The county council will argue that, based on the likely outcome of the National Planning Framework (NPF), which is expected to provide for as much as a 60% increase in population growth in our principal cities, this will allow for a targeted increase in the existing city council area of up to 75,000 people.
County council officials say that under their new proposals, the extended city will have the capacity to grow to up to a population of 283,915 in line with a high-density urban city and will be supported by the NPF to achieve this growth level. They have also stated that arising from the proposed extension the density of population per sq km will increase from 3,323 per sq km to 4,069 per sq km.
The county council says that, under their plan, the extended Cork City will measure 69.76 sq km, comparing favourably to Dublin City Council’s administrative area, which measures 115 sq km.
County councillors claim room for manoeuvre on city expansion
It is very unlikely Cork City councillors will accept the county council’s proposals, but this may be the opening gambit in a game of compromise.
Independent Cllr Alan Coleman (Innishannon) maintained there was room for manoeuvre and both sides should be allowed to thrash out an agreement before the implementation group makes a decision.
Fine Gael Cllr Michael Hegarty (Ladysbridge) said he would be prepared to throw in Glanmire “but nothing further”, adding that the city council has not properly looked after what it already has.
Fine Gael Cllr John O’Sullivan (Courtmacherry) said having two local authorities pitted against each other was not good. “In my view, the best way forward is a single authority with strong municipal districts,” he said.
Conceding so much territory was “a non-starter” for Fianna Fáil Cllr Bernard Moynihan (Duhallow).
He said peripheral areas relied on money derived from Metropolitan Cork to survive.

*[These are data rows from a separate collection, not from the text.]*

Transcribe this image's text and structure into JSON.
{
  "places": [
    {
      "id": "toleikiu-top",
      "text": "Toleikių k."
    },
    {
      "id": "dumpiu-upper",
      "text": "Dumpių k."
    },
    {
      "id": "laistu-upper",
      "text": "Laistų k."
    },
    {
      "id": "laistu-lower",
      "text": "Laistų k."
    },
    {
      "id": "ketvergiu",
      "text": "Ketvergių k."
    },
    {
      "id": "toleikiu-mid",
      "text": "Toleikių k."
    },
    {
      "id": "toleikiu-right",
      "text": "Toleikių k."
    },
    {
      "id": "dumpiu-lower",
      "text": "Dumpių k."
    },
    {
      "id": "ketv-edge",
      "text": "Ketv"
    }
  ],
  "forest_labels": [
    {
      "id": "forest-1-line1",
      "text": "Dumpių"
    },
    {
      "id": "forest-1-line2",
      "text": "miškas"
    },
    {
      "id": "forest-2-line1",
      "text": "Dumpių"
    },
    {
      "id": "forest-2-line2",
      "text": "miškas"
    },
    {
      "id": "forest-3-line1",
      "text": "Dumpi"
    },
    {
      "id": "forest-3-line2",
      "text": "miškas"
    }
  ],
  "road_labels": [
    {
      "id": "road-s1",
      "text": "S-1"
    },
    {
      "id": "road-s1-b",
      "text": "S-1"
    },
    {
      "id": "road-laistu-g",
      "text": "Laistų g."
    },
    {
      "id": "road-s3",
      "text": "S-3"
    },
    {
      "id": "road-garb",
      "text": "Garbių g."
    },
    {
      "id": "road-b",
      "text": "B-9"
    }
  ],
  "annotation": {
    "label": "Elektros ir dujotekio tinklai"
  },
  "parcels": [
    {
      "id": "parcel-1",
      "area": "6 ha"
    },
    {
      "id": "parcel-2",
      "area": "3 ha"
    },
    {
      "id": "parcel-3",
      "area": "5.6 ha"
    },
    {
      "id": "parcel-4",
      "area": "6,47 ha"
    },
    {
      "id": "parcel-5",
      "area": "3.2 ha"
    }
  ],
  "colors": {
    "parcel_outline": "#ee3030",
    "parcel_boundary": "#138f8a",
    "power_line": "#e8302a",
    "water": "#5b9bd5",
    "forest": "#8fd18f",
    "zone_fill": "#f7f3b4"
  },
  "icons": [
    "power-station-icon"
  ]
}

Independent Cllr Mary Linehan-Foley (Youghal) said she was afraid the McKinnon report was a “done deal” and maintained people living throughout the city and county should have the right to vote on the boundary extension.
Fianna Fáil Cllr Pat Murphy (Bantry) said the county council had used statistics complied by its planning policy unit for the proposal.
“We haven’t seen any stats in the McKinnon report. But if that’s accepted there will be 800 people per sq ft in the city, compared to 4,200 per sq ft in Dublin. That’s not sustainable,” he said.
Independent Cllr Marcia D’Alton (Passage West) said the council’s latest proposal “made much more sense”.
Sinn Féin Cllr Des O’Grady (Macroom) saw the new proposal as “opening negotiation”.